But Ligado’s focus is on industrial 5G.  We see this as the critical infrastructure we need to grow our economy.  Just like trucks get slowed down on crumbling roads, our economy will get choked if we don’t invest in faster, more reliable networks that reach more people in more parts of the country. 

Geoff: And the critical use cases for the industrial Internet of Things are endless.
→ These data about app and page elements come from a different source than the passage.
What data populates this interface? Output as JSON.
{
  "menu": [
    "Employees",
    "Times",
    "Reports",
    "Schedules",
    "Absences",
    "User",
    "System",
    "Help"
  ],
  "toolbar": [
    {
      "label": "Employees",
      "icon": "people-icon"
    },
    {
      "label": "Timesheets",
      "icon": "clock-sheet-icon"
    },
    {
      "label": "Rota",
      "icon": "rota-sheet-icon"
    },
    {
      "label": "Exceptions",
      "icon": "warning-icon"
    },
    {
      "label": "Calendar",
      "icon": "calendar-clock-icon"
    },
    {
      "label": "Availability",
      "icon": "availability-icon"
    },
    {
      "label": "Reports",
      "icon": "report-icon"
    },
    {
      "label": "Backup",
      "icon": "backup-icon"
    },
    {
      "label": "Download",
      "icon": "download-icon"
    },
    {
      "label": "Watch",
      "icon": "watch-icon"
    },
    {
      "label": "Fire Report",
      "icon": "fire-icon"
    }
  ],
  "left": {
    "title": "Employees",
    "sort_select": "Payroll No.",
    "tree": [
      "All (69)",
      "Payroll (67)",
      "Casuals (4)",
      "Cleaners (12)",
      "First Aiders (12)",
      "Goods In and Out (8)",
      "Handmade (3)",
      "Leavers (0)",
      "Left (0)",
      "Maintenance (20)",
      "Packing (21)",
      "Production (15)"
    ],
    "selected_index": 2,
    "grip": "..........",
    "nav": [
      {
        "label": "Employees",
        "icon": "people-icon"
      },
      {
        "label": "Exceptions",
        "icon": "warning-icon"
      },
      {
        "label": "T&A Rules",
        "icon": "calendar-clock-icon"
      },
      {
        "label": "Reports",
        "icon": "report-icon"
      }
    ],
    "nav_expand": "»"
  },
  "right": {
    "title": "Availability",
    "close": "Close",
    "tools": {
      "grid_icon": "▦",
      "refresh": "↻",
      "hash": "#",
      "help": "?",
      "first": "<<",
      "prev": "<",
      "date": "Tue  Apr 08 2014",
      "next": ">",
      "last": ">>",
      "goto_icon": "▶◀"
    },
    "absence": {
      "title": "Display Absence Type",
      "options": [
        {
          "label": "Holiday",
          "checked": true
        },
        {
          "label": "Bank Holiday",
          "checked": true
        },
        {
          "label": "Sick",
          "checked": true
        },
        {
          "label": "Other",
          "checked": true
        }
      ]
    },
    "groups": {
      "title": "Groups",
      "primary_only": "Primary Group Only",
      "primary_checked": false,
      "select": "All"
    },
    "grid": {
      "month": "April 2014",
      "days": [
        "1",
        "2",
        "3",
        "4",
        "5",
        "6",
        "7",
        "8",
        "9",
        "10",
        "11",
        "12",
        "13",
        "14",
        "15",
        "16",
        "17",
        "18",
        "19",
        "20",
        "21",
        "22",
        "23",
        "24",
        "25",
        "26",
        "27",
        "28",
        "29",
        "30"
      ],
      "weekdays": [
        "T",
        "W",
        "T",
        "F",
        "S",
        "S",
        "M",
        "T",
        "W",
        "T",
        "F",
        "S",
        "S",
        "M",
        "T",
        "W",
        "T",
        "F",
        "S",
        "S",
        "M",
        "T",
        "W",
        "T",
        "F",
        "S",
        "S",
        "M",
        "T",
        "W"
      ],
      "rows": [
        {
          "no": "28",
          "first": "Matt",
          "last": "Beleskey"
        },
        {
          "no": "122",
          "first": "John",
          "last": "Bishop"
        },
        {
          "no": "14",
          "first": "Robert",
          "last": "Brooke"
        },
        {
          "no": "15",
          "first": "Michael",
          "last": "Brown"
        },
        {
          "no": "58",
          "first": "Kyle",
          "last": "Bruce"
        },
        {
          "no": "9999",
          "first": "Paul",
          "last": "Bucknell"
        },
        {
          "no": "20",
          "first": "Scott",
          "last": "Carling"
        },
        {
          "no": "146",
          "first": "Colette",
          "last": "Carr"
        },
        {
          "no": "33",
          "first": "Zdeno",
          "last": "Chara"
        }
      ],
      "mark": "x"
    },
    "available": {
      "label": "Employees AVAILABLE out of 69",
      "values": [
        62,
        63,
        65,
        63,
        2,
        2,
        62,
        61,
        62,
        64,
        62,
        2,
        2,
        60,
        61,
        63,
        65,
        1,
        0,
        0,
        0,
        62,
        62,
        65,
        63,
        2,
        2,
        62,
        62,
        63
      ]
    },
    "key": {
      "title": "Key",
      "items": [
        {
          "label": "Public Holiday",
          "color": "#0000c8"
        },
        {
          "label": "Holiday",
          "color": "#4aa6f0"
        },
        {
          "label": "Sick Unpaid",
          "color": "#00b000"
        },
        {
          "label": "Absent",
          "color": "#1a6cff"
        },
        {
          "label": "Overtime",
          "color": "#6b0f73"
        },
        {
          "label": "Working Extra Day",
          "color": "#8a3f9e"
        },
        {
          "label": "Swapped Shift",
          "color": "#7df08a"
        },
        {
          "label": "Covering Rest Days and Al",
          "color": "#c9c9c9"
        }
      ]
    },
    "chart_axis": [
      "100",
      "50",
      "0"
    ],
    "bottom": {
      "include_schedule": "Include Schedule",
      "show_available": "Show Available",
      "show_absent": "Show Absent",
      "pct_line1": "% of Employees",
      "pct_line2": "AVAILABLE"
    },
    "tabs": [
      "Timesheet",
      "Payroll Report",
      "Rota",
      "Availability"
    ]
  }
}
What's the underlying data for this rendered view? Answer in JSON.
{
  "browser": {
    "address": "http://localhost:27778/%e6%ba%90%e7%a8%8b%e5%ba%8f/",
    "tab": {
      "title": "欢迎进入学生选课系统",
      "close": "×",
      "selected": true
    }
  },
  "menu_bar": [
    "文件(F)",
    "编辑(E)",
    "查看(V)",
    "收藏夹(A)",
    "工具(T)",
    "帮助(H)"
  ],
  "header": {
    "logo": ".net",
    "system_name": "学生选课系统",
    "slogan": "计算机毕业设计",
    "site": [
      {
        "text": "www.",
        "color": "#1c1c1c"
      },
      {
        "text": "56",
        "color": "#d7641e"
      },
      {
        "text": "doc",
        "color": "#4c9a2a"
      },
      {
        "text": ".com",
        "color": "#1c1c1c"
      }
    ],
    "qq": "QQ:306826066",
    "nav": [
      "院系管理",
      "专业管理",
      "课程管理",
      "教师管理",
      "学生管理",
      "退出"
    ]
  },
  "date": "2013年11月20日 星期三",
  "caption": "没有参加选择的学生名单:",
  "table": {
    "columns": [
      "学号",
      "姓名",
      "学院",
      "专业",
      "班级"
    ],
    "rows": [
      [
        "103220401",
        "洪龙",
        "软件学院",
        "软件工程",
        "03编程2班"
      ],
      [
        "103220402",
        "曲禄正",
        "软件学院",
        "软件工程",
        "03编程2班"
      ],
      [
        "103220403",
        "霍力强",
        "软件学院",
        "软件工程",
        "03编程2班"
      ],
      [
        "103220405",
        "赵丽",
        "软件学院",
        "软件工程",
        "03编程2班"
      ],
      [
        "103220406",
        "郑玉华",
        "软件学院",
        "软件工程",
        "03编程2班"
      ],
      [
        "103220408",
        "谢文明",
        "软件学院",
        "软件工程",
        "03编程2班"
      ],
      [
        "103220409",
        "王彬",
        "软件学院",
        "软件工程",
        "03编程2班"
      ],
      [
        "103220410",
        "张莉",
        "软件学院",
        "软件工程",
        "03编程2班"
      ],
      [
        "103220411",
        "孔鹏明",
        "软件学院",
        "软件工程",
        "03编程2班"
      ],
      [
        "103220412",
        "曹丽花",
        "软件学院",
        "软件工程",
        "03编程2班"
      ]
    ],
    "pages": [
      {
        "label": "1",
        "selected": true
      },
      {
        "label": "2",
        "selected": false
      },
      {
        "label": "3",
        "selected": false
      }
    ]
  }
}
We’re talking about enabling and improving transportation solutions, public safety, and energy networks, for example.  One example I like to talk about is companies that deploy helicopters as air ambulances to assist the critically injured.  With a next-gen network in place, these companies can relay critical information from the helicopter to the hospital.  So the hospital will know with precision not just when the patient is scheduled to arrive, but they will also be able to monitor all the patient’s vitals in real-time right along with the helicopter crew, so that there will be no interruption of care.

Valerie: And as Geoff said, there are so many similar examples.  Right now, freight trains run through many parts of the country with limited or even no wireless network.  If we can take those areas from no coverage to next-gen 5G coverage, we’ll vastly improve communications and tracking between train and control center – which will create new efficiencies, and most importantly, make each trip safer.  What’s most exciting is that we can envision many of the benefits of building out the next-gen 5G network, but then there are all the breakthroughs we can’t even imagine yet.  The next few years will see an absolute explosion in technological innovation that will make our lives safer and better.  We just need to make sure the infrastructure is there to support it.

To learn more about the Ligado/GMU partnership, read the press release here.